California voters made a loud statement this week when they denied Propositions 1A through 1E, telling the state to deal with it’s own money woes.

Now, city and county administrators are doing their best to prepare for even more extreme budget misery. The cuts cities will be forced to make soon will not only prove deep, but potentially very painful.

In a statement from the California State Association of Counties, officials expect that given the size of the state’s deficit, many counties will face drastic cuts across the board.

“These additional cuts will only exacerbate counties’ tenuous fiscal situations and have the potential to visit real harm on Californians,” in a statement from CSAC.

The Sacramento City Council projects a $30 million deficit in the 2010/2011 fiscal year, according to a Sacramento Press story by Kathleen Haley.

Oakland already faces a projected $83 million deficit in the 2009-10 fiscal year, so it will likely borrow money through short-term bonds, rather than make deep spending cuts or massive layoffs.
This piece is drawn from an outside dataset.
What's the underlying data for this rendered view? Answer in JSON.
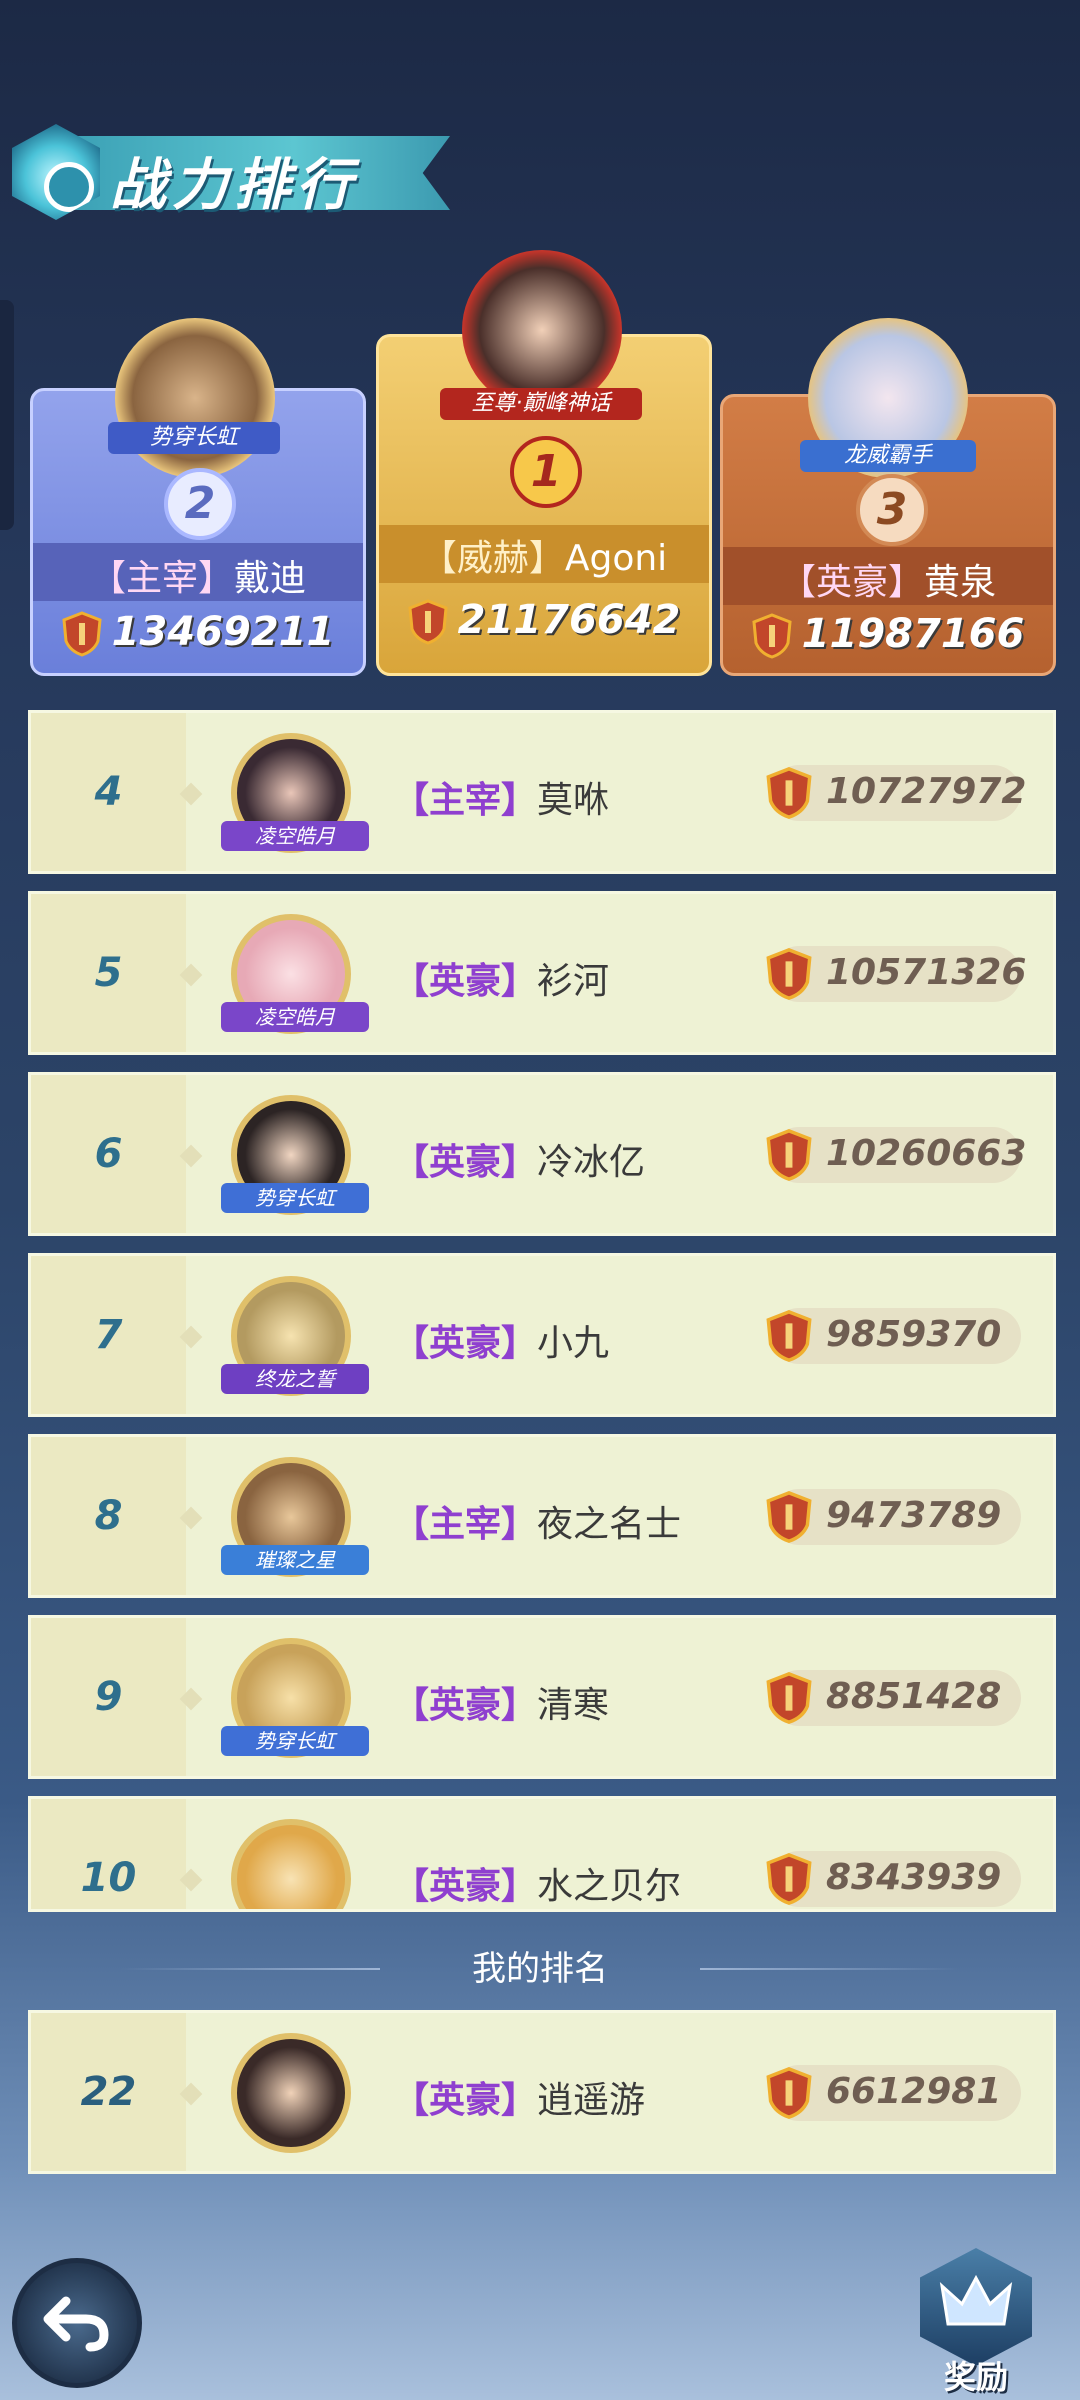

The risk: the possibility the state won’t pay the money back. – The San Jose Mercury News.

The City of Oceanside City Council will cut $2.7 million from its operating budget for next year rather than dip into reserves. By using so-called “rainy day” reserves, the city sidestepped potential, unpopular cuts in police, fire, and library services, according to Lola Sherman in a San Diego Union-Tribune story.

City of San Jose officials say to add another $19 million to San Jose’s budget shortfall now that the budget measures have failed in the special election. “We’re going to have a lot of cuts in services all over the city. Every department’s being squeezed,” said Mayor Chuck Reed, according to KCBS news
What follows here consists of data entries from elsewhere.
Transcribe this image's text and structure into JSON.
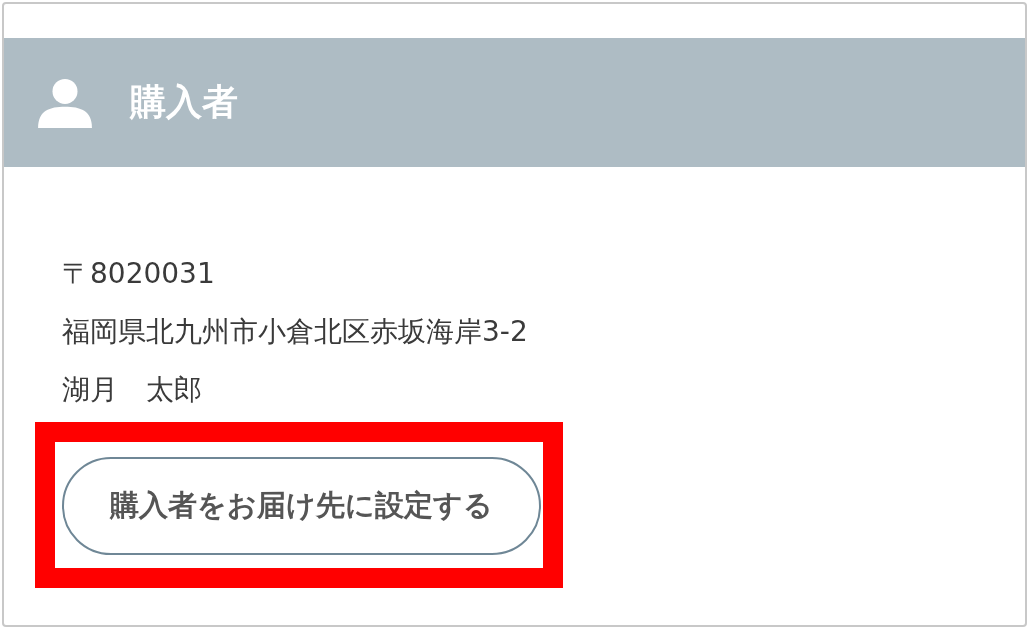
{
  "section": {
    "title": "購入者"
  },
  "address": {
    "postal_code": "〒8020031",
    "street": "福岡県北九州市小倉北区赤坂海岸3-2",
    "name": "湖月　太郎"
  },
  "button": {
    "label": "購入者をお届け先に設定する",
    "highlighted": true
  }
}
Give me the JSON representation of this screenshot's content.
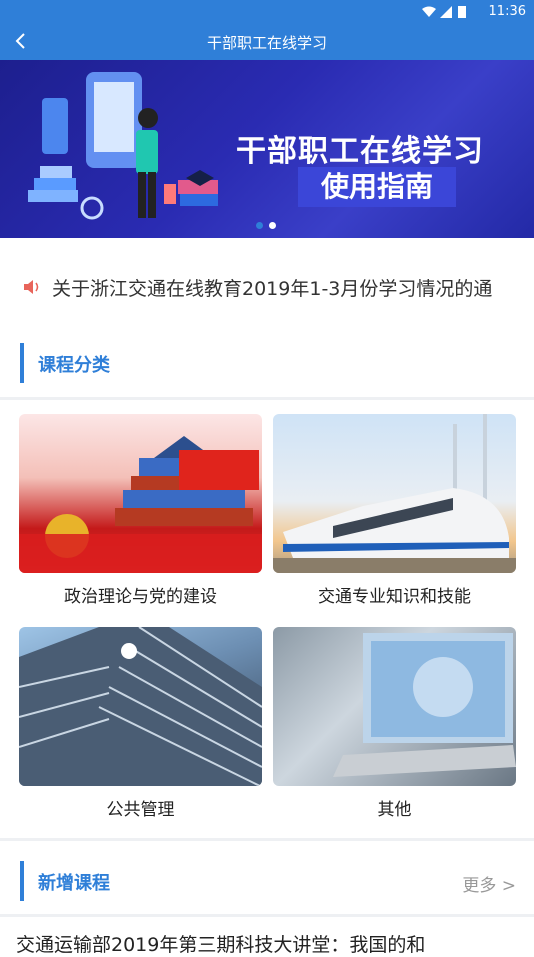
{
  "status_bar": {
    "time": "11:36"
  },
  "header": {
    "title": "干部职工在线学习"
  },
  "banner": {
    "headline": "干部职工在线学习",
    "subtitle": "使用指南",
    "colors": {
      "dot_active": "#2f7fd8",
      "dot_inactive": "#ffffff"
    }
  },
  "notice": {
    "text": "关于浙江交通在线教育2019年1-3月份学习情况的通"
  },
  "course_category": {
    "title": "课程分类",
    "items": [
      {
        "label": "政治理论与党的建设"
      },
      {
        "label": "交通专业知识和技能"
      },
      {
        "label": "公共管理"
      },
      {
        "label": "其他"
      }
    ]
  },
  "new_courses": {
    "title": "新增课程",
    "more_label": "更多 >",
    "first_item": "交通运输部2019年第三期科技大讲堂：我国的和"
  },
  "colors": {
    "accent": "#2f7fd8",
    "divider": "#eef0f3",
    "muted": "#999999"
  }
}
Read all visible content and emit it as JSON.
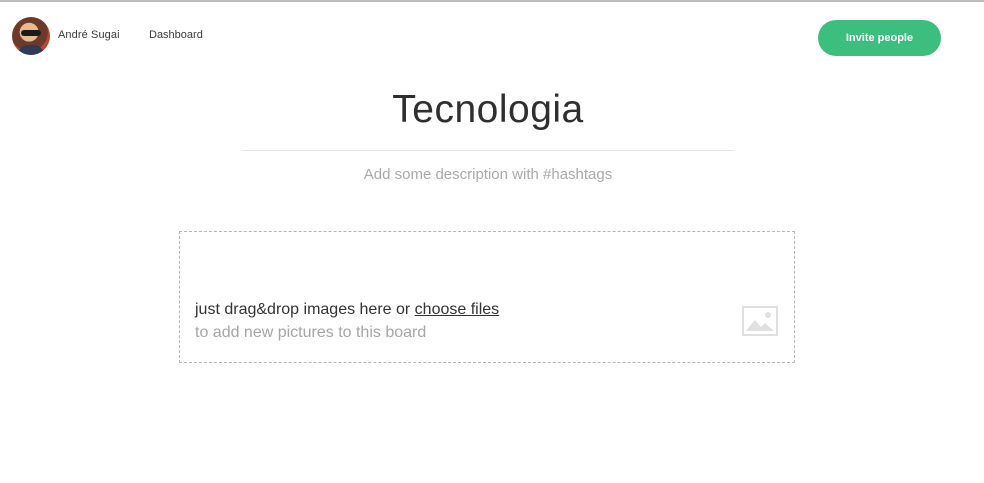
{
  "header": {
    "user_name": "André Sugai",
    "nav_dashboard": "Dashboard",
    "invite_label": "Invite people"
  },
  "board": {
    "title": "Tecnologia",
    "description_placeholder": "Add some description with #hashtags"
  },
  "dropzone": {
    "line1_prefix": "just drag&drop images here or ",
    "choose_files_link": "choose files",
    "line2": "to add new pictures to this board",
    "icon": "image-icon"
  },
  "colors": {
    "accent": "#3cbf7d",
    "text": "#333333",
    "muted": "#a9a9a9"
  }
}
Reducing employee salaries, eliminating hazardous-waste emergency capabilities and boosting recreation-activity fees are among budget-cutting options for the city of Visalia in the special-election failure of five statewide propositions Tuesday, according to the Visalia Times-Delta.
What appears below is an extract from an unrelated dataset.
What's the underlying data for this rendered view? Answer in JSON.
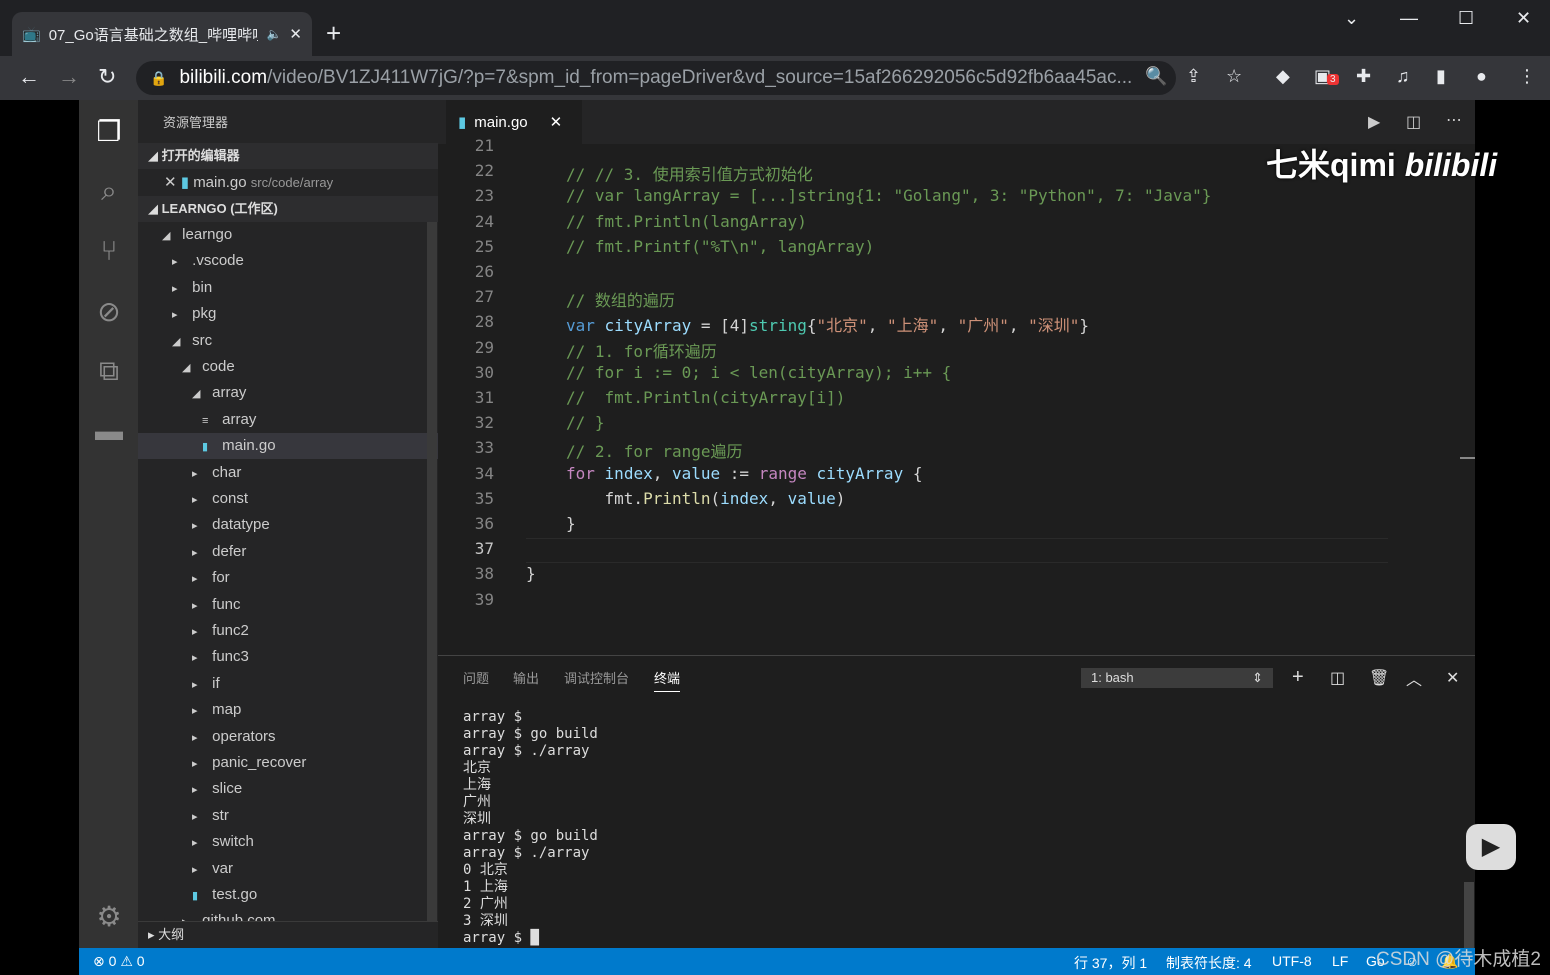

Santa Clarita now faces probable budget cuts. The state may borrow $2 million in property-tax revenue from the city and counties to offset its budget problems. Santa Clarita stands to loose $3 million of its $11 million in annual revenue, according to Josh Premako in a story with The Santa Clarita Valley Signal.